Task details:
Type the records out again in full, exactly.

Source material:

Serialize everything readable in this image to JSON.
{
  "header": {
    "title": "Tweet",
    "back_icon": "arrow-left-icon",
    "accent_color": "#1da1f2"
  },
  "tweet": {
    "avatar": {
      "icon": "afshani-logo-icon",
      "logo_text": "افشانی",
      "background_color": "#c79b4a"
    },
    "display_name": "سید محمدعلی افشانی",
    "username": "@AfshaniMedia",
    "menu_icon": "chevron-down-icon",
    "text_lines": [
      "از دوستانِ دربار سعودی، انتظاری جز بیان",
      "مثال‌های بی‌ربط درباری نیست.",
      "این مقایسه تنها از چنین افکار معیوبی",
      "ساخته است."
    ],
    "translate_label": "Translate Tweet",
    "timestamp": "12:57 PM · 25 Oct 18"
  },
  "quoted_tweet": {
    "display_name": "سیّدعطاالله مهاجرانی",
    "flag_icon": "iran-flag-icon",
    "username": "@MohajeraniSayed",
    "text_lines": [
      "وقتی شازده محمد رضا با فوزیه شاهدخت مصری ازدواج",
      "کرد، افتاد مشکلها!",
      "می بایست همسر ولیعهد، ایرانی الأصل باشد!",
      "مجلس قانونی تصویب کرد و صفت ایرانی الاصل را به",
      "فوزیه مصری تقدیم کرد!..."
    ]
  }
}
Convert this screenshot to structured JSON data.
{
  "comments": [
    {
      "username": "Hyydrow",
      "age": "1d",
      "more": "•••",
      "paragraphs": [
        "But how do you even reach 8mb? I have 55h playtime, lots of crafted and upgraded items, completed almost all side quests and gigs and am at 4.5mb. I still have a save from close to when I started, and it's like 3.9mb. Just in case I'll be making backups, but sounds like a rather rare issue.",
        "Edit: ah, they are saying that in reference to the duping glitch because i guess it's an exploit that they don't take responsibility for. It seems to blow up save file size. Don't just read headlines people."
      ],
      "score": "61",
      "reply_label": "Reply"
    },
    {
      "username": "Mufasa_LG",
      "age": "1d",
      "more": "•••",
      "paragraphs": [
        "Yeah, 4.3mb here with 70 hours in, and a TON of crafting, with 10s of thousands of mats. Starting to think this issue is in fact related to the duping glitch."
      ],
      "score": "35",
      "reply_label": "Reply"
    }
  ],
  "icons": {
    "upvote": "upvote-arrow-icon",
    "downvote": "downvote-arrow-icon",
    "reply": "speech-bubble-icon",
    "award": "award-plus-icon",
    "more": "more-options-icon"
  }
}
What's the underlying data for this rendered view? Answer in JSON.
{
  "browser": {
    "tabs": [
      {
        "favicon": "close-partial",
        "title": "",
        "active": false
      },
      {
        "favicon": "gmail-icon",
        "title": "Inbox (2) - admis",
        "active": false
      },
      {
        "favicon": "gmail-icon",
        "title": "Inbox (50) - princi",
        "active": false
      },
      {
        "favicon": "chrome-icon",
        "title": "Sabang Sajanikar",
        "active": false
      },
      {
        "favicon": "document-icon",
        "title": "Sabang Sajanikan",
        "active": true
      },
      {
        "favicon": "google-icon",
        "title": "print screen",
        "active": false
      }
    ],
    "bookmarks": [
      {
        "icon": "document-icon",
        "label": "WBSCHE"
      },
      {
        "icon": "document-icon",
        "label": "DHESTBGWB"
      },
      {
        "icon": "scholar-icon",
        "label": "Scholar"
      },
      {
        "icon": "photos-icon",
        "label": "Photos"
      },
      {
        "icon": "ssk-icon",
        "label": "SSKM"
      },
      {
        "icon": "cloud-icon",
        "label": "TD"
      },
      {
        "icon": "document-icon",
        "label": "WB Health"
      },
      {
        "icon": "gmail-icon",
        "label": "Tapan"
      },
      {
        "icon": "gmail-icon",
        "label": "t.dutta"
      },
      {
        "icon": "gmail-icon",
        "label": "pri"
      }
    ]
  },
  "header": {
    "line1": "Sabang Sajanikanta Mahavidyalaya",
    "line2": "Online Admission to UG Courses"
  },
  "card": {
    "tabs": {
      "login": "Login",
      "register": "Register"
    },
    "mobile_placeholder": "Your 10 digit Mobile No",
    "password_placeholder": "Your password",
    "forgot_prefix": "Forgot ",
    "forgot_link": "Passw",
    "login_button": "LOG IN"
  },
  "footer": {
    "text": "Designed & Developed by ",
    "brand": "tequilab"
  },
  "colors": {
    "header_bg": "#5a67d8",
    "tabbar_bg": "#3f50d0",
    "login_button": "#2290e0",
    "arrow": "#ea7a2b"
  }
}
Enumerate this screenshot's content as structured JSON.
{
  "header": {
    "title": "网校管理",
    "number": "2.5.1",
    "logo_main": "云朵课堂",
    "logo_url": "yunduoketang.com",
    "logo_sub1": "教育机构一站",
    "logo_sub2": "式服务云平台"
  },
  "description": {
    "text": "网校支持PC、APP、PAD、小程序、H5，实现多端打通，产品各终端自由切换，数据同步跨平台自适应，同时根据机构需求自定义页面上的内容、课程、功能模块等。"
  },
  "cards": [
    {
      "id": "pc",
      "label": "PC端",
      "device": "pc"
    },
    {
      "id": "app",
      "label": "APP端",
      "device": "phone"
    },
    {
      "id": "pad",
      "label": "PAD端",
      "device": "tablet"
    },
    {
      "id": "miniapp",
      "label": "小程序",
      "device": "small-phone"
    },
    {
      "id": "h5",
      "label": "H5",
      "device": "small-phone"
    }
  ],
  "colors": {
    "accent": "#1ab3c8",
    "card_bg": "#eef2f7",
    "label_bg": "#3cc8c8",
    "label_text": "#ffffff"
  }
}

Response box:
Serialize everything readable in this image to JSON.
{
  "header": {
    "title": "Tweet",
    "back_icon": "arrow-left-icon",
    "accent_color": "#1da1f2"
  },
  "tweet": {
    "avatar": {
      "icon": "afshani-logo-icon",
      "logo_text": "افشانی",
      "background_color": "#c79b4a"
    },
    "display_name": "سید محمدعلی افشانی",
    "username": "@AfshaniMedia",
    "menu_icon": "chevron-down-icon",
    "text_lines": [
      "از دوستانِ دربار سعودی، انتظاری جز بیان",
      "مثال‌های بی‌ربط درباری نیست.",
      "این مقایسه تنها از چنین افکار معیوبی",
      "ساخته است."
    ],
    "translate_label": "Translate Tweet",
    "timestamp": "12:57 PM · 25 Oct 18"
  },
  "quoted_tweet": {
    "display_name": "سیّدعطاالله مهاجرانی",
    "flag_icon": "iran-flag-icon",
    "username": "@MohajeraniSayed",
    "text_lines": [
      "وقتی شازده محمد رضا با فوزیه شاهدخت مصری ازدواج",
      "کرد، افتاد مشکلها!",
      "می بایست همسر ولیعهد، ایرانی الأصل باشد!",
      "مجلس قانونی تصویب کرد و صفت ایرانی الاصل را به",
      "فوزیه مصری تقدیم کرد!..."
    ]
  }
}
Convert this screenshot to structured JSON data.
{
  "comments": [
    {
      "username": "Hyydrow",
      "age": "1d",
      "more": "•••",
      "paragraphs": [
        "But how do you even reach 8mb? I have 55h playtime, lots of crafted and upgraded items, completed almost all side quests and gigs and am at 4.5mb. I still have a save from close to when I started, and it's like 3.9mb. Just in case I'll be making backups, but sounds like a rather rare issue.",
        "Edit: ah, they are saying that in reference to the duping glitch because i guess it's an exploit that they don't take responsibility for. It seems to blow up save file size. Don't just read headlines people."
      ],
      "score": "61",
      "reply_label": "Reply"
    },
    {
      "username": "Mufasa_LG",
      "age": "1d",
      "more": "•••",
      "paragraphs": [
        "Yeah, 4.3mb here with 70 hours in, and a TON of crafting, with 10s of thousands of mats. Starting to think this issue is in fact related to the duping glitch."
      ],
      "score": "35",
      "reply_label": "Reply"
    }
  ],
  "icons": {
    "upvote": "upvote-arrow-icon",
    "downvote": "downvote-arrow-icon",
    "reply": "speech-bubble-icon",
    "award": "award-plus-icon",
    "more": "more-options-icon"
  }
}
What's the underlying data for this rendered view? Answer in JSON.
{
  "browser": {
    "tabs": [
      {
        "favicon": "close-partial",
        "title": "",
        "active": false
      },
      {
        "favicon": "gmail-icon",
        "title": "Inbox (2) - admis",
        "active": false
      },
      {
        "favicon": "gmail-icon",
        "title": "Inbox (50) - princi",
        "active": false
      },
      {
        "favicon": "chrome-icon",
        "title": "Sabang Sajanikar",
        "active": false
      },
      {
        "favicon": "document-icon",
        "title": "Sabang Sajanikan",
        "active": true
      },
      {
        "favicon": "google-icon",
        "title": "print screen",
        "active": false
      }
    ],
    "bookmarks": [
      {
        "icon": "document-icon",
        "label": "WBSCHE"
      },
      {
        "icon": "document-icon",
        "label": "DHESTBGWB"
      },
      {
        "icon": "scholar-icon",
        "label": "Scholar"
      },
      {
        "icon": "photos-icon",
        "label": "Photos"
      },
      {
        "icon": "ssk-icon",
        "label": "SSKM"
      },
      {
        "icon": "cloud-icon",
        "label": "TD"
      },
      {
        "icon": "document-icon",
        "label": "WB Health"
      },
      {
        "icon": "gmail-icon",
        "label": "Tapan"
      },
      {
        "icon": "gmail-icon",
        "label": "t.dutta"
      },
      {
        "icon": "gmail-icon",
        "label": "pri"
      }
    ]
  },
  "header": {
    "line1": "Sabang Sajanikanta Mahavidyalaya",
    "line2": "Online Admission to UG Courses"
  },
  "card": {
    "tabs": {
      "login": "Login",
      "register": "Register"
    },
    "mobile_placeholder": "Your 10 digit Mobile No",
    "password_placeholder": "Your password",
    "forgot_prefix": "Forgot ",
    "forgot_link": "Passw",
    "login_button": "LOG IN"
  },
  "footer": {
    "text": "Designed & Developed by ",
    "brand": "tequilab"
  },
  "colors": {
    "header_bg": "#5a67d8",
    "tabbar_bg": "#3f50d0",
    "login_button": "#2290e0",
    "arrow": "#ea7a2b"
  }
}
Enumerate this screenshot's content as structured JSON.
{
  "header": {
    "title": "网校管理",
    "number": "2.5.1",
    "logo_main": "云朵课堂",
    "logo_url": "yunduoketang.com",
    "logo_sub1": "教育机构一站",
    "logo_sub2": "式服务云平台"
  },
  "description": {
    "text": "网校支持PC、APP、PAD、小程序、H5，实现多端打通，产品各终端自由切换，数据同步跨平台自适应，同时根据机构需求自定义页面上的内容、课程、功能模块等。"
  },
  "cards": [
    {
      "id": "pc",
      "label": "PC端",
      "device": "pc"
    },
    {
      "id": "app",
      "label": "APP端",
      "device": "phone"
    },
    {
      "id": "pad",
      "label": "PAD端",
      "device": "tablet"
    },
    {
      "id": "miniapp",
      "label": "小程序",
      "device": "small-phone"
    },
    {
      "id": "h5",
      "label": "H5",
      "device": "small-phone"
    }
  ],
  "colors": {
    "accent": "#1ab3c8",
    "card_bg": "#eef2f7",
    "label_bg": "#3cc8c8",
    "label_text": "#ffffff"
  }
}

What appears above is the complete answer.